    Rating: 5.0/5. From 1 vote.
    Please wait...
  8. IMHO one more reason of decline of professionalism in dive media (or any other media) is that media outlets are quite satisfied with ‘GOOD ENOUGH’ work of “semi-professionals”, photo enthusiasts or whatever you call those who took enough workshops from real pros to be …good enough.

    I noticed that the prints of my work that I am very lukewarm about are flying off the shelves, but rare winners that i have remain unsold for years. I receive a lot of compliments from people who look at my photography, but I pray they do not look at work of real pros (which they usually do not). I shoot for compliments.

    Most of the visitors to my website go to my UW images, that do not even qualify for mediocre. Just the fact that I took them being underwater blows them away, never mind the quality.
    They obviously never heard of David Doubilet or John Bantin.

    Rating: 5.0/5. From 1 vote.
    Please wait...
  9. John Bantin is both a dear friend and a professional colleague. We used to end up bumping into each other in remote areas of the world by complete surprise. One time it was in an outlying region of Papua New Guinea… another in the Red Sea. On other occasions he would be my valuable guide in England on my sojourns over there and I lure him over here to Maine to experience real seafood, lobster, and some incredible forests, lakes, and our beautiful ocean coast. It always made our photojournalist assignments more fun. John was the head guy at one of the world’s best diving magazines in the U.K. He wrote with objective candor, professional evaluations, and solid advice for his readers. The entire diving media industry (what’s left of it) has lost one its top figures with his retirement. Like me, he will continue to contribute to Undercurrent and we’re all lucky to still be able to access his great talent.

    We will always be perpetually “joined at the hip” since our sardonic and deranged senses of humor mess so seamlessly.

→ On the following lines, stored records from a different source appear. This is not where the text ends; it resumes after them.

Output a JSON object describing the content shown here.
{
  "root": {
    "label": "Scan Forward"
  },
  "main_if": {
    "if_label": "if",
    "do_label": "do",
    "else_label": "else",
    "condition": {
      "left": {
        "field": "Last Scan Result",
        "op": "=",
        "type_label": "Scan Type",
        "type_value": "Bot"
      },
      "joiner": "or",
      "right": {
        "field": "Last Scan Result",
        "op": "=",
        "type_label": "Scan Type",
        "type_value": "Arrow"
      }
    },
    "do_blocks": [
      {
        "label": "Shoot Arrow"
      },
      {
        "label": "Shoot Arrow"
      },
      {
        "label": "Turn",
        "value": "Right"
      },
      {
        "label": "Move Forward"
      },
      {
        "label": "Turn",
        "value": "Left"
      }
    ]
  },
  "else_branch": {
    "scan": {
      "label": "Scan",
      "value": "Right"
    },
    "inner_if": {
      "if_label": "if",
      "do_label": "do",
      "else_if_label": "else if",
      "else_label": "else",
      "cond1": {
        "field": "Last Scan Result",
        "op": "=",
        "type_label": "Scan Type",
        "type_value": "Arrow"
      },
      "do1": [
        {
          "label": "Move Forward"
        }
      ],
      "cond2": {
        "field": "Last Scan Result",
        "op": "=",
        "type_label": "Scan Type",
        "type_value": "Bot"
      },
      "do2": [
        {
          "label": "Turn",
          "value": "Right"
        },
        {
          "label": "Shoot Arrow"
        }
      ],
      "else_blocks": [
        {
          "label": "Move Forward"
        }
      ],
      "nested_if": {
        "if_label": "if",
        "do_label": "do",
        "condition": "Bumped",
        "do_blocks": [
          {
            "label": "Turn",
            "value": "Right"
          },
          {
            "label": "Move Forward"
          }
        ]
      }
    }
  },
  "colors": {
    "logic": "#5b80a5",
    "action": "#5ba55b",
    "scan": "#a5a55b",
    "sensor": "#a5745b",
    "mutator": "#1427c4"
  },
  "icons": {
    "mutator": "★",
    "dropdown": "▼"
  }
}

    Carry on, mate!


    Rating: 5.0/5. From 1 vote.
    Please wait...

Leave a Comment

This site uses Akismet to reduce spam. Learn how your comment data is processed.